Opening and Closing a Gathering
Framing & Opening…
The beginning of a workshop is often the most important component of a successful workshop. If you have a strong start, participants will be more willing to work with you - even in rocky moments. This is a time when facilitators can introduce themselves to the group, establish rapport, review the workshop’s goals and establish group agreements to create a respectful environment in the group.
Opening exercises can bring participants to become more comfortable with one another, and also provides an opportunity to begin connecting personal experiences with the information and issues presented in the workshop.
Example of opening activities:
- One word – Ask each participant to answer a question with a one word answer – What comes to mind when you hear the word immigration? How do you see your community? What did you have for breakfast? One word is a short and fun activity that invites everyone to participate and gives you a sense of how people are feeling. Remember, one word!
- Telephone – The facilitator whispers a message into a participant’s ear. That participant whispers the message into their neighbor’s ear, who whispers it into their neighbor’s ear and so on until the message reaches all the participants. The last participant is asked to say the message they heard aloud. This is a good exercise to reflect on how we share information or spread misinformation in our communities. Telephone gets people to relax and laugh and involves everyone.
- Human Rights – hand each participant a card with 1 of the 32 basic human rights from the UN Declaration of Human Rights. Ask each participant to read the card and think about a time when that human right hasn’t been respected or has been violated. Then ask participants to read their human right aloud, share their insight and tape the human rights card on a wall or flipchart. Ask for a small reflection afterwards. Make sure everyone in your group is able to read the card.
Closing exercises provide a way for the group to synthesize the discussions, ideas, and action developed during the workshop, and sometimes can set next steps for action.
Example of closing activities:
- The big hug – Ask the group to form a large circle. Read of a list of statements. If the statement is true, then the participant should step forward. Read statements that gets people to step forward - I liked the workshop, I learned something new today, I have ideas for next steps I can use in my community, I’m hungry. Continue to step forward until people are standing very close to each other. Have a group hug or other way of expressing thanks to the group. The big hug activity shows appreciation to the experience shared in the workshop.

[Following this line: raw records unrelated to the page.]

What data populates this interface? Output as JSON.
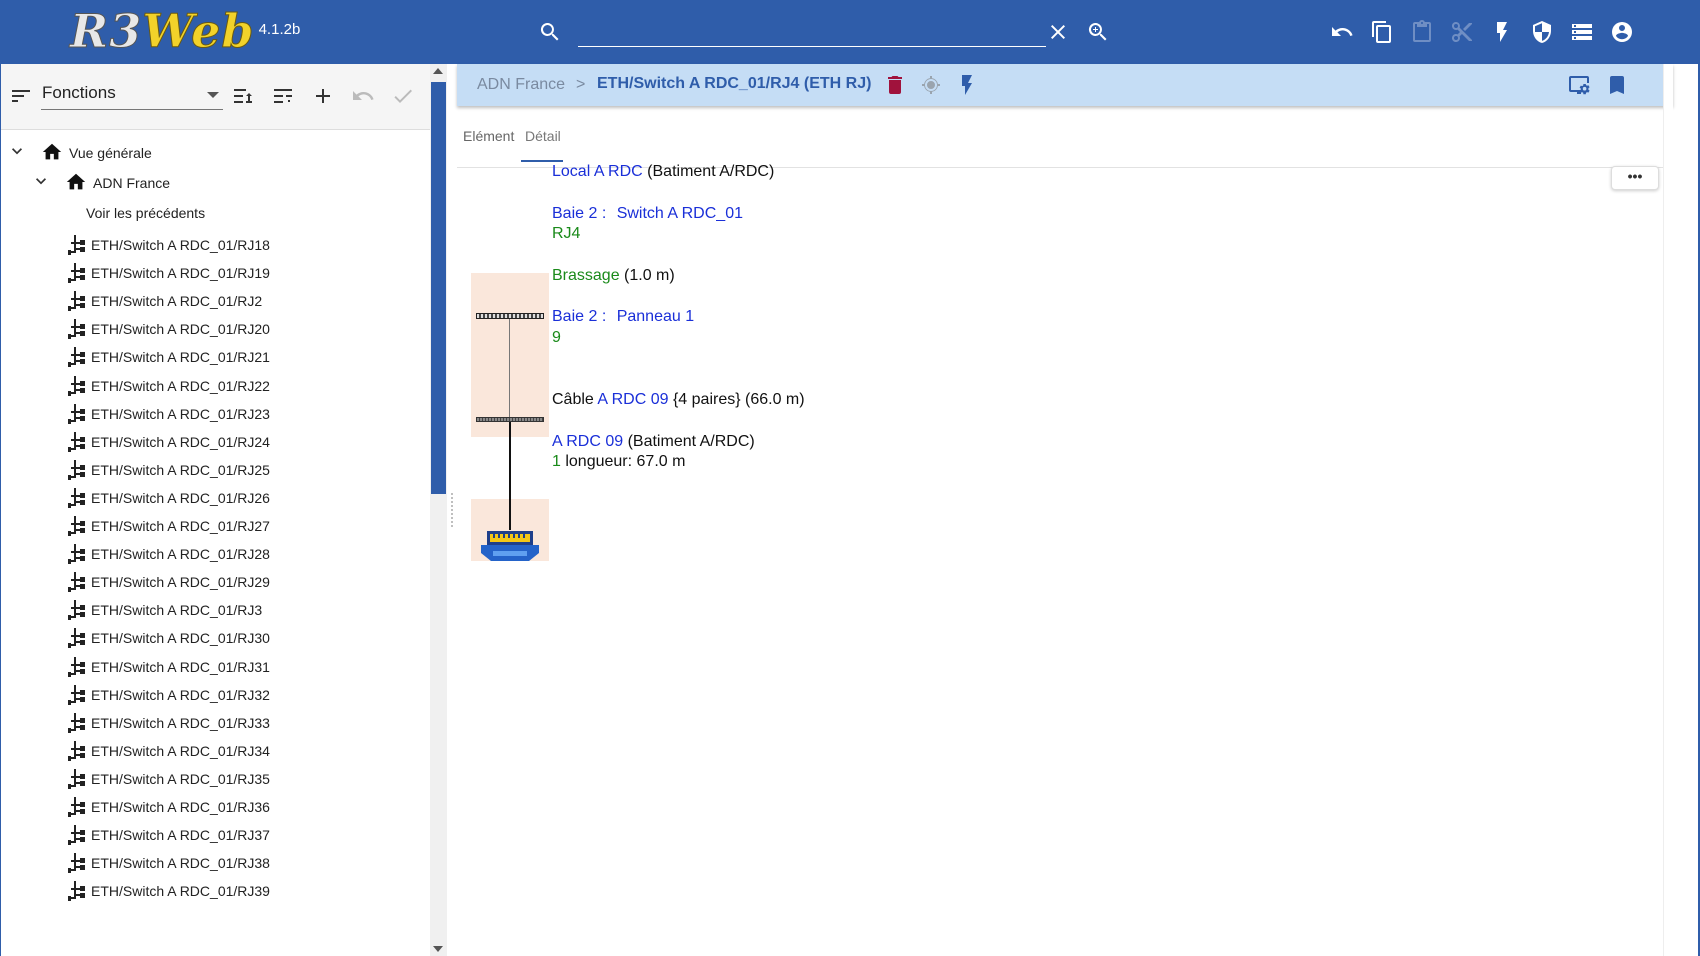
{
  "app": {
    "logo_r3": "R3",
    "logo_web": "Web",
    "version": "4.1.2b",
    "colors": {
      "bar": "#2f5daa",
      "link": "#1a2fd8",
      "green": "#1a8a1a",
      "breadcrumb_bg": "#c5ddf5",
      "trash": "#a0123c"
    }
  },
  "topbar": {
    "search_value": "",
    "icons": [
      "search-icon",
      "clear-icon",
      "zoom-in-icon",
      "undo-icon",
      "copy-icon",
      "paste-icon",
      "cut-icon",
      "bolt-icon",
      "shield-icon",
      "storage-icon",
      "account-icon"
    ]
  },
  "left": {
    "function_select": "Fonctions",
    "tree": {
      "root": "Vue générale",
      "child": "ADN France",
      "show_previous": "Voir les précédents",
      "ports": [
        "ETH/Switch A RDC_01/RJ18",
        "ETH/Switch A RDC_01/RJ19",
        "ETH/Switch A RDC_01/RJ2",
        "ETH/Switch A RDC_01/RJ20",
        "ETH/Switch A RDC_01/RJ21",
        "ETH/Switch A RDC_01/RJ22",
        "ETH/Switch A RDC_01/RJ23",
        "ETH/Switch A RDC_01/RJ24",
        "ETH/Switch A RDC_01/RJ25",
        "ETH/Switch A RDC_01/RJ26",
        "ETH/Switch A RDC_01/RJ27",
        "ETH/Switch A RDC_01/RJ28",
        "ETH/Switch A RDC_01/RJ29",
        "ETH/Switch A RDC_01/RJ3",
        "ETH/Switch A RDC_01/RJ30",
        "ETH/Switch A RDC_01/RJ31",
        "ETH/Switch A RDC_01/RJ32",
        "ETH/Switch A RDC_01/RJ33",
        "ETH/Switch A RDC_01/RJ34",
        "ETH/Switch A RDC_01/RJ35",
        "ETH/Switch A RDC_01/RJ36",
        "ETH/Switch A RDC_01/RJ37",
        "ETH/Switch A RDC_01/RJ38",
        "ETH/Switch A RDC_01/RJ39"
      ]
    }
  },
  "main": {
    "breadcrumb": {
      "root": "ADN France",
      "separator": ">",
      "current": "ETH/Switch A RDC_01/RJ4 (ETH RJ)"
    },
    "tabs": [
      "Elément",
      "Détail"
    ],
    "active_tab": "Détail",
    "more_label": "•••",
    "detail": {
      "local_link": "Local A RDC",
      "local_rest": " (Batiment A/RDC)",
      "baie1_prefix": "Baie 2 : ",
      "baie1_link": "Switch A RDC_01",
      "port1": "RJ4",
      "brassage_link": "Brassage",
      "brassage_rest": " (1.0 m)",
      "baie2_prefix": "Baie 2 : ",
      "baie2_link": "Panneau 1",
      "port2": "9",
      "cable_prefix": "Câble ",
      "cable_link": "A RDC 09",
      "cable_rest": " {4 paires} (66.0 m)",
      "outlet_link": "A RDC 09",
      "outlet_rest": " (Batiment A/RDC)",
      "outlet_num": "1",
      "outlet_len": " longueur: 67.0 m"
    }
  }
}
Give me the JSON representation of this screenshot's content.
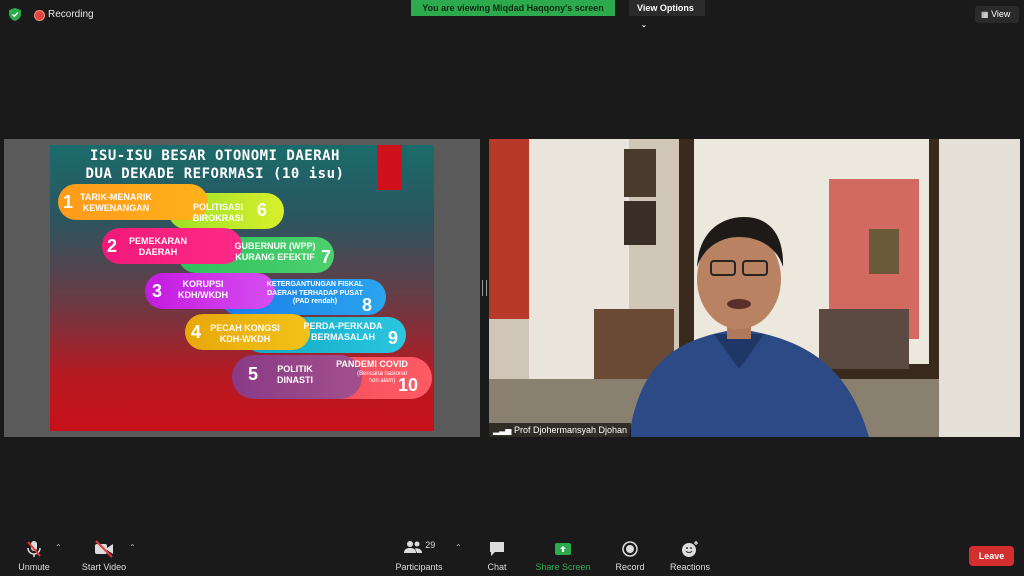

- One word – can also be used during closing. Ask people to stand in a circle. Ask participants to answer a question with a one word answer – What gives you hope? What do you appreciate about their neighbor? People can go around in a circle or answer spontaneously. This is a short, and fun way to end a meeting. Remember to keep it positive!
- Head, heart, feet – Hang up a drawing of a person. Ask participants to think about three questions about the workshop – What did you learn? How did you feel? What are you going to do? Ask them to write down one answer and then tape it near the head, the heart, or the feet in the drawing (or have them say their answers out loud). This activity is a way to evaluate participant’s thoughts and feelings.
Compiled from experiences from the Center for Participatory Change and the Coalición de Organizaciones Latino-Americanas and from BRIDGE – Building a Race and Immigration Dialogue in the Global Economy.